Abuja    –      An entrepreneur, Mr Inuwa Mohammed, on urged the to increase its investment in sorghum production so as to accelerate the transformation of the national economy.

Mohammed, the Director of 12 Gates Farm, made the call in an with News Agency of Nigeria (NAN) in Abuja.

He said that sorghum as a genus of grasses which could be cultivated in warmer climates worldwide; adding that increased sorghum production had the potential to strengthen ongoing efforts to diversify the country’s economy via agriculture.

“Sorghum is the fifth most important crop grown in the world; it is also the most important cereal in the northern states of Nigeria, which cover the Savannah zone.

“Sorghum is grown on about 5.6 million hectares in Nigeria but the current annual production is estimated to be only over 2.8 million tonnes.

“It has multifarious uses which span across the production of malt, beer, beer powder, sorghum meal, sorghum rice and livestock feeds, among others.

“The whole grain may be ground into flour which is then used in various traditional foods,’’ he said.

Mohammed noted that Nigeria the largest sorghum producer in West Africa, accounting for about 71 per cent of the total regional output.

“Nigeria’s sorghum production also accounted for about 50 per cent of the African production in 2017.

“The country is the third largest world producer of sorghum, after the U.S. and India.
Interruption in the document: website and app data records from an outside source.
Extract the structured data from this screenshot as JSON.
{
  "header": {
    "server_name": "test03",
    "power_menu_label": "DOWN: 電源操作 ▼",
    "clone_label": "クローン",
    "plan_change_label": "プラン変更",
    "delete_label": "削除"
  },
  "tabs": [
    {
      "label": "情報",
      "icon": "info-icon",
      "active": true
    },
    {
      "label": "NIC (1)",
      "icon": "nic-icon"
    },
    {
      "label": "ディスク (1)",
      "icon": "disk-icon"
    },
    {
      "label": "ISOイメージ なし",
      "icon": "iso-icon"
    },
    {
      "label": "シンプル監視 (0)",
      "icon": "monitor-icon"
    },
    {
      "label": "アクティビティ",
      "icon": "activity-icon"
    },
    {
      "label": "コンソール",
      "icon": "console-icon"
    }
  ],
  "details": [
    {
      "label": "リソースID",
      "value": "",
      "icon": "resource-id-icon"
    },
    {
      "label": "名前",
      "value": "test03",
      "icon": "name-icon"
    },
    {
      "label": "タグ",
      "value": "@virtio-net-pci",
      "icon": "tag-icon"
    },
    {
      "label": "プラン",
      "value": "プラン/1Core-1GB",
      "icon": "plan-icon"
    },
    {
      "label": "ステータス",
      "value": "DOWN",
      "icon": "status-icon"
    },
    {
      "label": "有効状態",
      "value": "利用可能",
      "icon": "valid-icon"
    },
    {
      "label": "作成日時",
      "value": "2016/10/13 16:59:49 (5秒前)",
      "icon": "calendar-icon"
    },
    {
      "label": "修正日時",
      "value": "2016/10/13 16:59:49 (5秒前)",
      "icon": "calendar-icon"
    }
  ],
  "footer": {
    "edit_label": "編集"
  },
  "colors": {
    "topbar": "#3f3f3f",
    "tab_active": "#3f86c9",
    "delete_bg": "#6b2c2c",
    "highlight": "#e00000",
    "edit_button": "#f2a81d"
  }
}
However, 90 per cent of sorghum produced by the U. S. and India are used for animal feeds, thereby making Nigeria the world’s leading country in sorghum foods production.

“We need support from federal, state and local governments as well as donor agencies in terms of the provision of quality seeds, irrigation facilities, agricultural equipment, among others, for us to do more and maintain our leading role,’’ he said.

Mohammed said that sorghum cultivation required a well-tilled seed bed with a planting population of 3.0 to 7.0kg seeds per hectare, while the planting period usually varied from September to January, depending on prevailing ecological conditions.

He, nonetheless, noted that sorghum plantations were sometimes plagued by kinds of diseases and pests such as Maize Stem Borers, Chilo Partellus (spotted stalk borer), Bollworm, Shoot Fly, Fungi, Virus and Bacteria, which drastically affected the quality of  yield.